Translation: For those born and raised in the upper strata, chaos is terrifying. But for the overwhelming majority who are not given the silver spoon, chaos equals opportunity. It’s kind of like how Wall Street was strictly capitalist until the chaos of 2008, and then it became the biggest fans of socialism you’ve ever seen. That is, until the bailout. And then it reverted to capitalism. Chaos, agreed the big banks and the politicians who suck from its teats come campaign financing time, is a pit. It isn’t capitalism OR socialism that either are in favor of: It’s power. And when you already have power, chaos is the last thing you want.
For Petyr Baelish, who has ascended from being a nobody to one of the most powerful men in all of Westeros, chaos is exactly what you want. It’s your only chance, in fact. As for those who try to climb it and fail, he refers to those who take foolish risks or overplay their hands.
Littlefinger: “And some are given a chance to climb, but they refuse.
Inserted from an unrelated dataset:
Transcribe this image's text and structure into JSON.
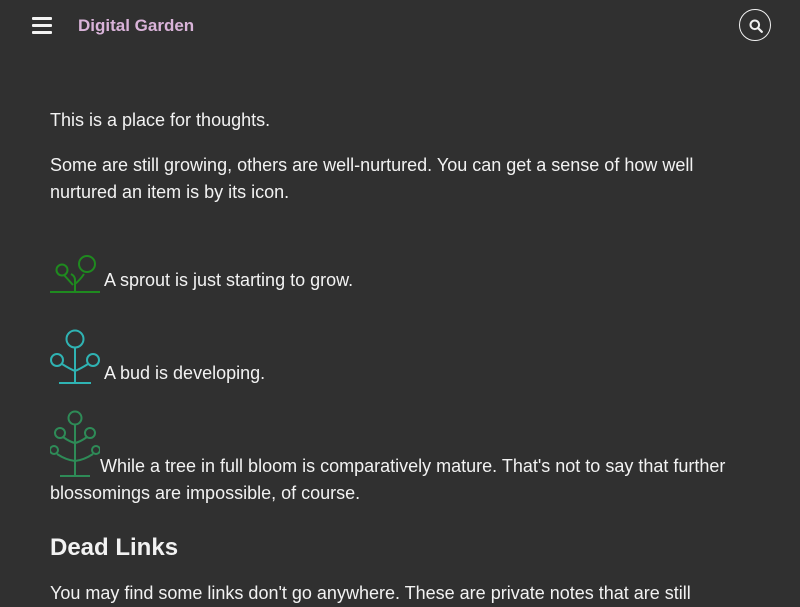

They cling to the realm, or the gods, or love. Illusions. Only the ladder is real. The climb is all there is.”
Oh, Sansa Stark. You stupid, beautiful, stupid, idealistic, stupid girl. Listen, when the man you love corrects you for calling a broache a “pin” that is, as Charles Ramsey might say, “a dead giveaway. Deaaaaaad giveaway.” Also, this is Littlefinger channeling the ethos of Werner Herzog. We live in an amoral wilderness, and all that matters is survival. The climb equals survival, and as Littlefinger says, “The climb is all there is.” Ask any animal currently inhabiting the Serengeti Plain.
It’s a cold, cynical, dark and, dare I say it, accurate world view.
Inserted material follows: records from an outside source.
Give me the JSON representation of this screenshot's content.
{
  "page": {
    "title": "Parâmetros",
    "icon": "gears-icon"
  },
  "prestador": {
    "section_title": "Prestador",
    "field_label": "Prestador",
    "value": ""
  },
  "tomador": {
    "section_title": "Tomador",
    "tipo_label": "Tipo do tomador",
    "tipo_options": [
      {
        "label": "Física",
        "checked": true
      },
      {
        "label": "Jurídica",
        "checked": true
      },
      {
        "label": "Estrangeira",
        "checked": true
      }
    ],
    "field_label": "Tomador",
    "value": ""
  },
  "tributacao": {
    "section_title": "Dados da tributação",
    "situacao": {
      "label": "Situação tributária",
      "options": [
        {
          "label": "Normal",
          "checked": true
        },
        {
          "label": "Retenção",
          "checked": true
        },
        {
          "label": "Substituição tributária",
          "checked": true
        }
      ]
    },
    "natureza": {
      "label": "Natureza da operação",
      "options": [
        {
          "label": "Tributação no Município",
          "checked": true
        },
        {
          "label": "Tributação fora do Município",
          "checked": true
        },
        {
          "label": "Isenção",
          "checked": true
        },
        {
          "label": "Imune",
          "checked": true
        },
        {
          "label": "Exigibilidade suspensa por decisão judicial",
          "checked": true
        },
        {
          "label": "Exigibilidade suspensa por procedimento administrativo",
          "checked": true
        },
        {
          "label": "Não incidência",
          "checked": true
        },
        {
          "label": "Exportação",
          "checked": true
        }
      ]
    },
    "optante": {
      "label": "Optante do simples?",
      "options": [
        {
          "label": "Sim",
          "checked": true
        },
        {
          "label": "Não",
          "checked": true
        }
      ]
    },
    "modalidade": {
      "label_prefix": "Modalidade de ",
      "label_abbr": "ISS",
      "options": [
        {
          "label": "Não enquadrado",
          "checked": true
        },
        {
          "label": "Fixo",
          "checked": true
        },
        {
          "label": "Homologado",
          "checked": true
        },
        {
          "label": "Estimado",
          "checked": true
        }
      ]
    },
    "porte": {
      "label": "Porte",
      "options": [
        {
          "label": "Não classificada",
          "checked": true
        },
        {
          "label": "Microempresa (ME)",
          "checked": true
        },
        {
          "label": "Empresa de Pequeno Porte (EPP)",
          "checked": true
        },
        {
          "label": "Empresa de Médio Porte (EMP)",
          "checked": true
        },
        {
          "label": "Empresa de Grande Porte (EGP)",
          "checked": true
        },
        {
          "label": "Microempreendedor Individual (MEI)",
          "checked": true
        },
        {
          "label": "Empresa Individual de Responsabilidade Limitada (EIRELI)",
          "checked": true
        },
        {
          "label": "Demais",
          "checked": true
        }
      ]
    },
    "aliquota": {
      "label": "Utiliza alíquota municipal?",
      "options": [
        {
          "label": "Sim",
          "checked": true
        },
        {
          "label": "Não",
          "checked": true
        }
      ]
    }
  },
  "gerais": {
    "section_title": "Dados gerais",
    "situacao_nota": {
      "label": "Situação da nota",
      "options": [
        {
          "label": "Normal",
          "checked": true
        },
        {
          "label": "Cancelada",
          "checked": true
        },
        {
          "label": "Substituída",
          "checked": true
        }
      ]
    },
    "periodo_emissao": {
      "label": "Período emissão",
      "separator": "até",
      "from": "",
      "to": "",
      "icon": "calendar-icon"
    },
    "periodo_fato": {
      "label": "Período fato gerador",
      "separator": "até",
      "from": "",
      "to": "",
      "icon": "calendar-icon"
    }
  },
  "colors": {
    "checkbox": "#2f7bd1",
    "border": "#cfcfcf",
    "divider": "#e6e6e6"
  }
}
But, of course, the episode does not end there. We move immediately from Littlefinger’s metaphorical climb to Jon Snow’s quite literal and exhausting one up The Wall (minus Sherpas, we might add). And from a very unforgiving, amoral world to a wall-top vista that provides wonder and hope. Yes, Roberto Benignini, life is beautiful! And, look, there is love. And that final frame, of Jon Snow and his babe from the wrong side of the wall, Ygritte, with a gleaming sun and a sublime valley stretching out before them, well, if that ain’t Eden I don’t know what is. The first man — if not the “first of men” — and the first woman.
It’s Romeo and Juliet meets the Seven Kingdoms. Westeros Side Story.
Myths. Realities. Love. And Hope.
A perfect three minutes of television.